A former commissioner for justice and attorney-general in Cross River State, Mr Eyo Ekpo has pilloried the state governor, Prof Ben Ayade, accusing him of destroying the heritage of the state.
Ekpo, in a statement culled from his social media page, said it was ironical that even after destroying all the legacies he inherited from Donald Duke and Liyel Imoke, Ayade was appointing people into a board he called the preservation of state’s heritage board.
According to the former governorship candidate during the last general election, the past five years had witnessed tales of woes for the people. Ayade, he insisted, had destroyed the state.
He said: “If you are a Cross Riverian over the age of 40/41, pause and reflect on this by asking yourself a simple question: assuming that the totality of achievements inherited and built upon by the administrations of Governors Donald Duke and Liyel Imoke constitute the State’s “heritage” , what is left today of this heritage? Personally, my answer is: “There is hardly anything left, apart from the state song, which is the only thing of the legacy handed over in 2015 that is still unspoilt”.
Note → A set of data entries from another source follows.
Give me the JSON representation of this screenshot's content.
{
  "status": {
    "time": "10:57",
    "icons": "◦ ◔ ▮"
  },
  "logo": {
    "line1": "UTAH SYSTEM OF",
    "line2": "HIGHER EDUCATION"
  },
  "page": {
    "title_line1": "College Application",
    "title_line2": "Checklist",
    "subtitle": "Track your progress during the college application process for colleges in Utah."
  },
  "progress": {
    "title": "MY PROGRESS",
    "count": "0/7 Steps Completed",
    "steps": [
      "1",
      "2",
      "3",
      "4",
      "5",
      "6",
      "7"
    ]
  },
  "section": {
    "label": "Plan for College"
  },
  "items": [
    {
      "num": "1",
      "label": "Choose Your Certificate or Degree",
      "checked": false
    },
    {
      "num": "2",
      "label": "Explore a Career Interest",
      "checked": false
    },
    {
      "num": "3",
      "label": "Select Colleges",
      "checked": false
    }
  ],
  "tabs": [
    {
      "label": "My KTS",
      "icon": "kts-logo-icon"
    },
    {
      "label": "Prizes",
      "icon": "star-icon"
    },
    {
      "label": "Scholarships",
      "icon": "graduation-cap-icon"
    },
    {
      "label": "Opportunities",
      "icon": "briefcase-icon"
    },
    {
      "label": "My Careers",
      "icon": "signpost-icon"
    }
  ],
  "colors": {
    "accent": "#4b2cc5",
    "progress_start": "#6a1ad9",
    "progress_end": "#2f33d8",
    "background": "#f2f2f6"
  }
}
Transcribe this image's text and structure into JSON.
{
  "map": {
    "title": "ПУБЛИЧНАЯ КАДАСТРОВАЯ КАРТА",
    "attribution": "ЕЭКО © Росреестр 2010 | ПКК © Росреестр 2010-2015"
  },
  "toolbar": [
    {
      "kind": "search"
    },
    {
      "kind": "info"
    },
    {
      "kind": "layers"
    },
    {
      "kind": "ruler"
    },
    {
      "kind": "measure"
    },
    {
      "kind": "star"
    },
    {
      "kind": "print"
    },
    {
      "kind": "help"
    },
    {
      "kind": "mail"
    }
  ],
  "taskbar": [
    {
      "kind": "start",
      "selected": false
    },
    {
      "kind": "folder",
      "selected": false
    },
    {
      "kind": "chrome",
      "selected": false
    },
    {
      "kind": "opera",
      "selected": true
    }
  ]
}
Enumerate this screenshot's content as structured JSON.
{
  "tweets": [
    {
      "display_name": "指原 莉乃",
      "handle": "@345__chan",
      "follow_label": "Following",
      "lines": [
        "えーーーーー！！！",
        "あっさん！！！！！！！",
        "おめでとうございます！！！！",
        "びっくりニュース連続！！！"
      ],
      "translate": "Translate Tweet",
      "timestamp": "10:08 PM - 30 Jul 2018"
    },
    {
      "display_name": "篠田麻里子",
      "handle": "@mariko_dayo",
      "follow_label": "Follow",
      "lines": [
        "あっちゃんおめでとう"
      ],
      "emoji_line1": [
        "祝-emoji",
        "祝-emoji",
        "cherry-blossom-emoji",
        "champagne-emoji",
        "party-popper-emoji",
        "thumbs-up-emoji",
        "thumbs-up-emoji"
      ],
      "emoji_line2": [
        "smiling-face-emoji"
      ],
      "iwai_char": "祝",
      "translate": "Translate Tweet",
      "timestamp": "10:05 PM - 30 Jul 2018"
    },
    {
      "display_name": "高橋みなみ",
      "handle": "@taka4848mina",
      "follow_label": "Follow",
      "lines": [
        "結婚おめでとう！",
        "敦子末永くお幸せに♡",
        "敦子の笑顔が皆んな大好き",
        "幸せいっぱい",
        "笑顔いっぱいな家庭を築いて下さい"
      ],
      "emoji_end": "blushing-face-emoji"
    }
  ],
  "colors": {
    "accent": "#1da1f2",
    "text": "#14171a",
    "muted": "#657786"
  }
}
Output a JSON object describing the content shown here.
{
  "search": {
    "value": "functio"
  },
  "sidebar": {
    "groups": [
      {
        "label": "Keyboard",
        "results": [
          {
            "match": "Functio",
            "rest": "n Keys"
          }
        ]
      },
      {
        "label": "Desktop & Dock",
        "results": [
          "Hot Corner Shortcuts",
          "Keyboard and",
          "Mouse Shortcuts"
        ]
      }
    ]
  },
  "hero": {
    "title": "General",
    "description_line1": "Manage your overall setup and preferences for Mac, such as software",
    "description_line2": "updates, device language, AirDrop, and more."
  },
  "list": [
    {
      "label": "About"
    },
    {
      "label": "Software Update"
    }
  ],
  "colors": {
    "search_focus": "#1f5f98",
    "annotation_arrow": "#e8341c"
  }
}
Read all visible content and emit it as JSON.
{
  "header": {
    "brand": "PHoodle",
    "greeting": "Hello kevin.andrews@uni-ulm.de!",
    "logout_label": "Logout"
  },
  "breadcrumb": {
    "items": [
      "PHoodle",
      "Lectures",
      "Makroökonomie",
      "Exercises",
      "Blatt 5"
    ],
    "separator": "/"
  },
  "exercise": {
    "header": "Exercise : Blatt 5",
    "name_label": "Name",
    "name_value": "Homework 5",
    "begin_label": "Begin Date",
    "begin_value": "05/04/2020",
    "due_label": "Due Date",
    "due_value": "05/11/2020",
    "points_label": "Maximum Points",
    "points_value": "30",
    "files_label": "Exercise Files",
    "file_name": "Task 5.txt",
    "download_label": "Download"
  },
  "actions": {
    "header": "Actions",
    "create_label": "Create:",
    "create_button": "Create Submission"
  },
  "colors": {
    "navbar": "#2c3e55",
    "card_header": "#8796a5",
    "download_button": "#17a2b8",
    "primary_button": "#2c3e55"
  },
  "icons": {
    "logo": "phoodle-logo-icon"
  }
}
“The past five years have seen the debasement of ethical values, from rich and poor to old, to young. Many of us who were previously greatly respected by all and sundry are now compromised. We have witnessed the abandonment of edifices, monuments and tourist attractions, the lack of maintenance of physical infrastructure, the misuse and abuse of time-honoured administrative and governance practices.
“We have looked on defenceless at the breakdown of state institutions and arms of government, the elevation of cultists and cultism above all else and the creation of a personality cult around the Governor himself. What does one say about the abandonment of consultation and collaboration as essential preludes to policy-making and government action, to be replaced by whimsical, impulsive, egoistic decisions on one hand and kidnapping and the use of violence to intimidate and subdue any and every form of criticism and protest on the other…along with a continuous shower of meaningless political appointments that make a mockery of the phrase “public service”.
Over the past five years, the essential qualities of Cross River State that made all citizens proud to claim their indigeneship, have evaporated and become a distant memory. Increasingly, for a good number of our population, most of whom were born after 1999, “those days” are only nostalgic stories told by their parents and elder siblings. They have no real connection with that era. A big pity, the more so as the story of that era will not be found in any books of history or civic studies.
“What was once a very good work in progress that could have grown into a magnificent edifice has been reduced by the worst kind of philistinism to something even less than its foundations. Most definitely, this heritage preservation board has plenty of work ahead of it. Plenty of work indeed. I do not envy them at all.”